The new World Food Center at UC Davis will take on a broad purview related to food, including sustainable agricultural and environmental practices, food security and safety, hunger, poverty reduction through improved incomes, health and nutrition, population growth, new foods, genomics, food distribution systems, food waste, intellectual property distribution related to food, economic development and new technologies and policies.
With rapid global population growth occurring on smaller amounts of arable land, coupled with the expected impacts of climate change on food production, understanding the sustainability of food into the future is critical.
The new center’s website notes, “The World Food Center at UC Davis takes a ‘big picture’ approach to sustainably solving humanity’s most pressing problems in food and health. By bringing together world-class scientists with innovators, philanthropists and industry and public leaders, the center will generate the kind of visionary knowledge and practical policy solutions that will feed and nurture people for decades to come.”
In establishing the World Food Center, UC Davis Chancellor Linda Katehi said, “We did this to fully capitalize on our depth and expertise as the world’s leading university for education, research and scholarship on all aspects of food, but especially the nexus between food and health.”
UC Davis is the top-ranked agricultural university in the world, and California is the major producer of vegetables and fruit in the nation. Tom Tomich, director of the Agricultural Sustainability Institute and professor in the Department of Environmental Science and Policy at UC Davis, says of the World Food Center’s location at UC Davis, “There’s no place else that has the right mix of educational programs, research facilities, and the engagement with the state.”
The major academic disciplines surrounding food are found at UC Davis — agriculture, the environment, medicine, veterinary medicine, engineering, social and cultural sciences, and management. More than 30 centers and institutes at UC Davis will be pulled together through the World Food Center. The combination of scholarship, leadership, and partnerships at UC Davis has already established the campus as a center for food-related science and outreach. This new center will reinforce that strength and broaden the university’s ability to tackle tough global issues related to food.
Although the founding director of the center has yet to be named, Josette Lewis, Ph.D., was recently appointed as the associate director of the World Food Center. Her background on international research and development for the U.S. Agency for International Development, and director of its Office of Agriculture, honed her skills to take on the World Food Center.
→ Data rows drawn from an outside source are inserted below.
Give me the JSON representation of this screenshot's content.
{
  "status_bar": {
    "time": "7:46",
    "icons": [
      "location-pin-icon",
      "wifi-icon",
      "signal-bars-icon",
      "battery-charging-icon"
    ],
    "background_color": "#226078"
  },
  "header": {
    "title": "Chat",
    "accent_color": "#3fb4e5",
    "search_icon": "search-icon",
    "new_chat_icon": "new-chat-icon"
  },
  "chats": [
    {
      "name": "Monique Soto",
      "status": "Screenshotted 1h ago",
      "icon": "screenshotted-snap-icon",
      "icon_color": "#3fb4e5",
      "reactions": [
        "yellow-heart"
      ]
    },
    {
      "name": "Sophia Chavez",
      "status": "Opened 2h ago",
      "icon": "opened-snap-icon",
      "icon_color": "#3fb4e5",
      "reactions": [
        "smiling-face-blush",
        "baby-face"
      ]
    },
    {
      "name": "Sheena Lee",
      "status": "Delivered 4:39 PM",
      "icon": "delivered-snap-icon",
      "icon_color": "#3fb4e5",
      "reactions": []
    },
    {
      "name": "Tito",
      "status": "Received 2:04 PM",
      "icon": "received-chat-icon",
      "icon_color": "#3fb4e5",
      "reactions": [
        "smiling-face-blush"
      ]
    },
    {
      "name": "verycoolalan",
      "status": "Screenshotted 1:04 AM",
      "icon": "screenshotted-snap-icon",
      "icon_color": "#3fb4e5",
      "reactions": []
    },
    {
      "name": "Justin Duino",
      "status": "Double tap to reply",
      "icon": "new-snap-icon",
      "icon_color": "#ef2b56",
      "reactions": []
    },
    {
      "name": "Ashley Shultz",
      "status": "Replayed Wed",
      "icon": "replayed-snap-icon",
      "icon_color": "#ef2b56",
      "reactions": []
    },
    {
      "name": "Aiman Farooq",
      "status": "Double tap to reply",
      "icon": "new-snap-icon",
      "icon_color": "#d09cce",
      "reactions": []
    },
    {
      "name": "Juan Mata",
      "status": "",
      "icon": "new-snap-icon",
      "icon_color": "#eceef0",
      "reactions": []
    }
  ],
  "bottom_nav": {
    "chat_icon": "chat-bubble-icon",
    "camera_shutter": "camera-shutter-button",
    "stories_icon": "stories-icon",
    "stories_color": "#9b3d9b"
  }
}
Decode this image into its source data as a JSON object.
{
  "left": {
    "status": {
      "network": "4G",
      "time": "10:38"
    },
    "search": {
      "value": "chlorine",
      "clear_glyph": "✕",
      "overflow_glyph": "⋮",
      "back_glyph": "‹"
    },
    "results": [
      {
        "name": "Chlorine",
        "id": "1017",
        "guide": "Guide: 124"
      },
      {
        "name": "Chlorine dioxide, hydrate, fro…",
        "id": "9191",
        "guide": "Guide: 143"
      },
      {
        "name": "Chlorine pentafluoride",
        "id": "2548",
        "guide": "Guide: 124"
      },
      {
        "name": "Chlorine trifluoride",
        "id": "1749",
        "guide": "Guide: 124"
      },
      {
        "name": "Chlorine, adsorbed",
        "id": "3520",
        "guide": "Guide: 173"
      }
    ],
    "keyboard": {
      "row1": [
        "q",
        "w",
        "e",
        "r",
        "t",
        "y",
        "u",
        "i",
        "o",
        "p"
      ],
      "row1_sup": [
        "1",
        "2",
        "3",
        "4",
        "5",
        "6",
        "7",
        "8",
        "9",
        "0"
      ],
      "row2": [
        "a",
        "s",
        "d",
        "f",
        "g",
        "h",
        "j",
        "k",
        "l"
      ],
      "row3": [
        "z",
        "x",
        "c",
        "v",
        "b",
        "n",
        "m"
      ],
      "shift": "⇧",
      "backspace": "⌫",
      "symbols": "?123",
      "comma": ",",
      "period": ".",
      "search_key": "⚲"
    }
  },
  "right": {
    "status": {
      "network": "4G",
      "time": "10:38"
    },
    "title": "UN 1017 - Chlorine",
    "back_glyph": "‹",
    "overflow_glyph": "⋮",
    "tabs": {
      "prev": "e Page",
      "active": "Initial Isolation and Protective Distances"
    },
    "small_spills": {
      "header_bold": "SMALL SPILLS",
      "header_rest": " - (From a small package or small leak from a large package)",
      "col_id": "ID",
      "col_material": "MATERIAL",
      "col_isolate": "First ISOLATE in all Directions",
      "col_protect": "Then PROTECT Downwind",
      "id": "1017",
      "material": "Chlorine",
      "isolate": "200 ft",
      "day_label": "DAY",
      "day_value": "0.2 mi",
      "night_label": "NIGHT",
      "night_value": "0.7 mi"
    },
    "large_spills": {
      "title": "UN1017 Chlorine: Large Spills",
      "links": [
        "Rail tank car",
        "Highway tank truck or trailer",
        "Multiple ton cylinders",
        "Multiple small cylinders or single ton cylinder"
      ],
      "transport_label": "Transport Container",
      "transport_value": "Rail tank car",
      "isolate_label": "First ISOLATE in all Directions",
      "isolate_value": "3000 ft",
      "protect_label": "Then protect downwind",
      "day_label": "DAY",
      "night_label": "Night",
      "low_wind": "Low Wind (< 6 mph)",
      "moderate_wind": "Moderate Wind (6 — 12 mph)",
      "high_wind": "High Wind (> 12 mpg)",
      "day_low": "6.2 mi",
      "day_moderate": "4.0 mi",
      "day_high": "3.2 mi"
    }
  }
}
It was at US AID that she worked on a major global hunger and food security initiative, establishing her expertise on issues related to global agricultural development and food security.
As the new World Food Center becomes fully developed, it will be well-positioned on campus to continue to solve the major global issues related to food that are a hallmark of UC Davis.
- World Food Center website
- UC Davis video on the World Food Center
- Key facts
- UC Davis Dateline article
- Sacramento Bee article